→ Activity: Be exact. Print each record as it stands.

Website and app data records:
********

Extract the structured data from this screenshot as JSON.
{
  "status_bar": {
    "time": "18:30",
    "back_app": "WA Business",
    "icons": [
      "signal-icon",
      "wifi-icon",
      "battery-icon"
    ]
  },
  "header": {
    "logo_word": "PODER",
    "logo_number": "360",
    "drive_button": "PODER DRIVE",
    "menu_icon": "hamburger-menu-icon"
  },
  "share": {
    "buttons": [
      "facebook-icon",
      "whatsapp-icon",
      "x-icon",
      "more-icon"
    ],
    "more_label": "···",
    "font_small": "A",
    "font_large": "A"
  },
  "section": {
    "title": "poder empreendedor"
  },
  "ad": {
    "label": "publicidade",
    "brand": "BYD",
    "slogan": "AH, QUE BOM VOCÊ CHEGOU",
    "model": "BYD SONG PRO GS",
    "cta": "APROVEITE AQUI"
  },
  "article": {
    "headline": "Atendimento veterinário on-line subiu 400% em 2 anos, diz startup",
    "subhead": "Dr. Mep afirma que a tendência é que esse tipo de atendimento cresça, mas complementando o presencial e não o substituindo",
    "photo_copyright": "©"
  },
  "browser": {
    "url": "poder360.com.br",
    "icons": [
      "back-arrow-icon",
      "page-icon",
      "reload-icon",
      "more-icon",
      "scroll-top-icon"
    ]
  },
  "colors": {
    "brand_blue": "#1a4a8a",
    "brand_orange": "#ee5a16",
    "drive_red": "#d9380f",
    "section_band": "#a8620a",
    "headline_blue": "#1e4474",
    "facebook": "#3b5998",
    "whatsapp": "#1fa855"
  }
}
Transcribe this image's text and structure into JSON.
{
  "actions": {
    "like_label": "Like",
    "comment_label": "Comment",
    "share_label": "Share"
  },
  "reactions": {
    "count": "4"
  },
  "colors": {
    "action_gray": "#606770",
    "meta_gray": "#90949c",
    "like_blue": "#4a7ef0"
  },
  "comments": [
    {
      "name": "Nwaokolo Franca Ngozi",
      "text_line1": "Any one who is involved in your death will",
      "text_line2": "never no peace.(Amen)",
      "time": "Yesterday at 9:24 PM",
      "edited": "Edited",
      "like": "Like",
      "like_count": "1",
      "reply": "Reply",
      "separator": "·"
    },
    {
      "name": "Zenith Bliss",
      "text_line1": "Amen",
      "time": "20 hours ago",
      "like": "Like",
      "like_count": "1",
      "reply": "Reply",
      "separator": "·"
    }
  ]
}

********

→ Task solution:
Extract the structured data from this screenshot as JSON.
{
  "status_bar": {
    "time": "18:30",
    "back_app": "WA Business",
    "icons": [
      "signal-icon",
      "wifi-icon",
      "battery-icon"
    ]
  },
  "header": {
    "logo_word": "PODER",
    "logo_number": "360",
    "drive_button": "PODER DRIVE",
    "menu_icon": "hamburger-menu-icon"
  },
  "share": {
    "buttons": [
      "facebook-icon",
      "whatsapp-icon",
      "x-icon",
      "more-icon"
    ],
    "more_label": "···",
    "font_small": "A",
    "font_large": "A"
  },
  "section": {
    "title": "poder empreendedor"
  },
  "ad": {
    "label": "publicidade",
    "brand": "BYD",
    "slogan": "AH, QUE BOM VOCÊ CHEGOU",
    "model": "BYD SONG PRO GS",
    "cta": "APROVEITE AQUI"
  },
  "article": {
    "headline": "Atendimento veterinário on-line subiu 400% em 2 anos, diz startup",
    "subhead": "Dr. Mep afirma que a tendência é que esse tipo de atendimento cresça, mas complementando o presencial e não o substituindo",
    "photo_copyright": "©"
  },
  "browser": {
    "url": "poder360.com.br",
    "icons": [
      "back-arrow-icon",
      "page-icon",
      "reload-icon",
      "more-icon",
      "scroll-top-icon"
    ]
  },
  "colors": {
    "brand_blue": "#1a4a8a",
    "brand_orange": "#ee5a16",
    "drive_red": "#d9380f",
    "section_band": "#a8620a",
    "headline_blue": "#1e4474",
    "facebook": "#3b5998",
    "whatsapp": "#1fa855"
  }
}
Transcribe this image's text and structure into JSON.
{
  "actions": {
    "like_label": "Like",
    "comment_label": "Comment",
    "share_label": "Share"
  },
  "reactions": {
    "count": "4"
  },
  "colors": {
    "action_gray": "#606770",
    "meta_gray": "#90949c",
    "like_blue": "#4a7ef0"
  },
  "comments": [
    {
      "name": "Nwaokolo Franca Ngozi",
      "text_line1": "Any one who is involved in your death will",
      "text_line2": "never no peace.(Amen)",
      "time": "Yesterday at 9:24 PM",
      "edited": "Edited",
      "like": "Like",
      "like_count": "1",
      "reply": "Reply",
      "separator": "·"
    },
    {
      "name": "Zenith Bliss",
      "text_line1": "Amen",
      "time": "20 hours ago",
      "like": "Like",
      "like_count": "1",
      "reply": "Reply",
      "separator": "·"
    }
  ]
}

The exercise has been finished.